WASHINGTON (Sputnik) — George Soros has been a major funder of Human Rights Watch (HRW) for many years and has never hesitated to use his influence in it and many other non-governmental organizations to advance his economic, political and cultural agendas, US analysts told Sputnik.
"Any non-profit organization that takes donations could be influenced by their donors.

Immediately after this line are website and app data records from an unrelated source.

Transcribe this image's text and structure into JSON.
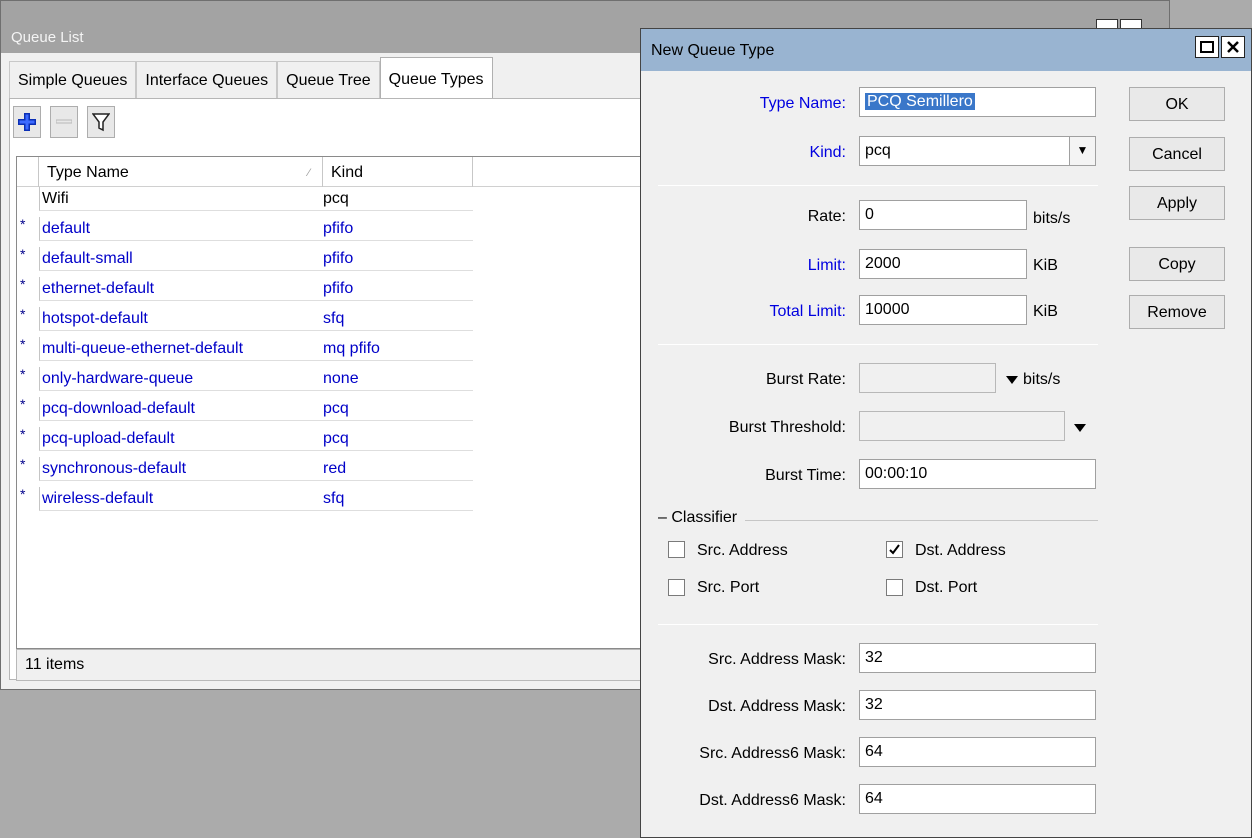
{
  "queue_list": {
    "title": "Queue List",
    "tabs": [
      "Simple Queues",
      "Interface Queues",
      "Queue Tree",
      "Queue Types"
    ],
    "active_tab": "Queue Types",
    "columns": [
      "Type Name",
      "Kind"
    ],
    "rows": [
      {
        "marker": "",
        "name": "Wifi",
        "kind": "pcq"
      },
      {
        "marker": "*",
        "name": "default",
        "kind": "pfifo"
      },
      {
        "marker": "*",
        "name": "default-small",
        "kind": "pfifo"
      },
      {
        "marker": "*",
        "name": "ethernet-default",
        "kind": "pfifo"
      },
      {
        "marker": "*",
        "name": "hotspot-default",
        "kind": "sfq"
      },
      {
        "marker": "*",
        "name": "multi-queue-ethernet-default",
        "kind": "mq pfifo"
      },
      {
        "marker": "*",
        "name": "only-hardware-queue",
        "kind": "none"
      },
      {
        "marker": "*",
        "name": "pcq-download-default",
        "kind": "pcq"
      },
      {
        "marker": "*",
        "name": "pcq-upload-default",
        "kind": "pcq"
      },
      {
        "marker": "*",
        "name": "synchronous-default",
        "kind": "red"
      },
      {
        "marker": "*",
        "name": "wireless-default",
        "kind": "sfq"
      }
    ],
    "status": "11 items"
  },
  "dialog": {
    "title": "New Queue Type",
    "labels": {
      "type_name": "Type Name:",
      "kind": "Kind:",
      "rate": "Rate:",
      "limit": "Limit:",
      "total_limit": "Total Limit:",
      "burst_rate": "Burst Rate:",
      "burst_threshold": "Burst Threshold:",
      "burst_time": "Burst Time:",
      "classifier": "Classifier",
      "src_address_mask": "Src. Address Mask:",
      "dst_address_mask": "Dst. Address Mask:",
      "src_address6_mask": "Src. Address6 Mask:",
      "dst_address6_mask": "Dst. Address6 Mask:"
    },
    "values": {
      "type_name": "PCQ Semillero",
      "kind": "pcq",
      "rate": "0",
      "limit": "2000",
      "total_limit": "10000",
      "burst_rate": "",
      "burst_threshold": "",
      "burst_time": "00:00:10",
      "src_address_mask": "32",
      "dst_address_mask": "32",
      "src_address6_mask": "64",
      "dst_address6_mask": "64"
    },
    "units": {
      "rate": "bits/s",
      "limit": "KiB",
      "total_limit": "KiB",
      "burst_rate": "bits/s"
    },
    "classifier": {
      "src_address": {
        "label": "Src. Address",
        "checked": false
      },
      "dst_address": {
        "label": "Dst. Address",
        "checked": true
      },
      "src_port": {
        "label": "Src. Port",
        "checked": false
      },
      "dst_port": {
        "label": "Dst. Port",
        "checked": false
      }
    },
    "buttons": {
      "ok": "OK",
      "cancel": "Cancel",
      "apply": "Apply",
      "copy": "Copy",
      "remove": "Remove"
    }
  },
  "colors": {
    "dialog_titlebar": "#99b4d1",
    "blue_label": "#0000e0",
    "dynamic_row": "#0000c8",
    "selection": "#3a77c9"
  }
}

Human Rights Watch is no different than any other non-profit," Independent Institute Center on Peace and Liberty Director Ivan Eland said in an interview.

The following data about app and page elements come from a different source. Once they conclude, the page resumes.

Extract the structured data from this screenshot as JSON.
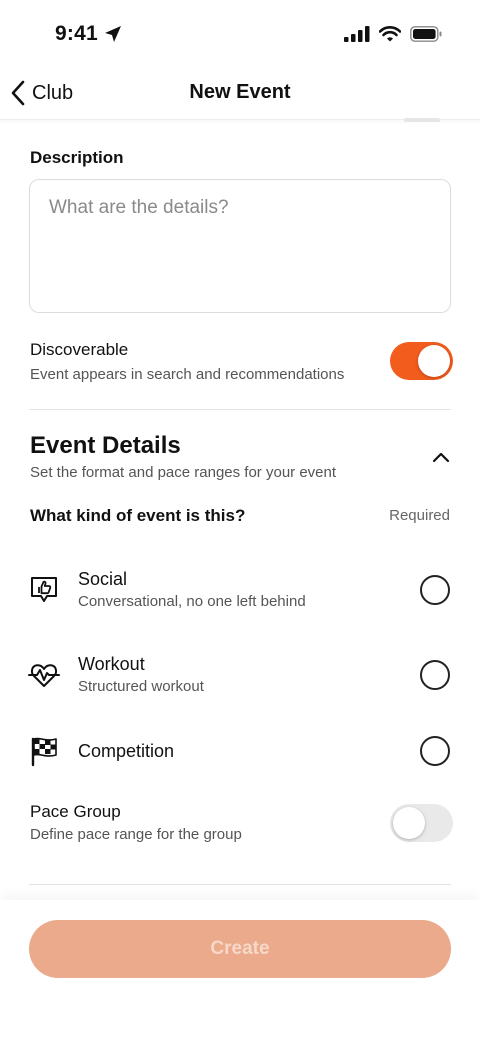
{
  "status_bar": {
    "time": "9:41"
  },
  "nav": {
    "back_label": "Club",
    "title": "New Event"
  },
  "description": {
    "label": "Description",
    "value": "",
    "placeholder": "What are the details?"
  },
  "discoverable": {
    "title": "Discoverable",
    "subtitle": "Event appears in search and recommendations",
    "enabled": true
  },
  "event_details": {
    "title": "Event Details",
    "subtitle": "Set the format and pace ranges for your event",
    "question": "What kind of event is this?",
    "required_label": "Required",
    "options": [
      {
        "title": "Social",
        "subtitle": "Conversational, no one left behind",
        "icon": "speech-bubble-thumbs-up-icon",
        "selected": false
      },
      {
        "title": "Workout",
        "subtitle": "Structured workout",
        "icon": "heart-pulse-icon",
        "selected": false
      },
      {
        "title": "Competition",
        "subtitle": "",
        "icon": "checkered-flag-icon",
        "selected": false
      }
    ]
  },
  "pace_group": {
    "title": "Pace Group",
    "subtitle": "Define pace range for the group",
    "enabled": false
  },
  "footer": {
    "create_label": "Create"
  },
  "colors": {
    "accent": "#f25c1d",
    "create_disabled_bg": "#eaaa8b",
    "create_disabled_text": "#f7d8c8"
  }
}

However, Soros’s close identification with Human Rights Watch was also a potential liability for him in some of the countries he wanted to operate in, Eland cautioned.
"Soros could make political hay out of some of Human Rights Watch's findings, but in doing business in certain countries, it could also be a drawback for him that he has given money to Human Rights Watch, which has criticized that country's government's human right practices," Eland pointed out.
Executive Intelligence Review Editor Jeff Steinberg emphasized that the ties between Soros and Human Rights Watch were deep and went back a long time.
"Soros has been the number one funder of Human Rights Watch from its inception," Steinberg said. "Remember that Soros was a teenage Nazi collaborator in Hungary during the Nazi occupation, an experience he places great importance on in his learning how to profit ‘off of tough times’."
"Soros’ support for drug legalization is part of his twisted notion of ‘open society’ and he uses his vast network of NGOs [non-governmental organizations] to destabilize regimes that he sees as opposing Western liberal ‘open society,’’ Steinberg said. "For Soros, the open society is the permissive society, in which a kind of hedonistic calculus prevails."
But Soros was also adamant about keeping the sources of his wealth outside the control of the US and British governments, Steinberg observed.
"He carefully keeps his hedge funds offshore, and does not allow for American investors, so as to keep out of reach of the SEC [Securities and Exchange Commission] and other American regulatory agencies," he explained.
However, Steinberg also noted that in recent months, the Hungarian-born financier seemed to be retreating from his previous position of adamant hostility toward Russia and President Vladimir Putin.
"Soros is backing off from his staunch anti-Putin stances of recent years, as the European elites conclude that they need Russian help to turn back the hordes of refugees, something that requires ending the Syrian war and beginning an actual reconstruction," he pointed out.
At this year’s World Economic Forum held in Davos, Switzerland, Soros even supported an international Marshall Plan to rebuild the Middle East that was carried out in partnership with Russia, Steinberg noted.
However, Steinberg urged governments around the world to retain their caution and distrust in dealing with Soros, whose worth is now estimated at $24 billion.
"Soros is… not to be trusted. His philanthropy is all about color revolutions, regime change and drug culture," he added.
Since 2010, Soros is believed to have approved at least $100 million in direct funding for Human Rights Watch.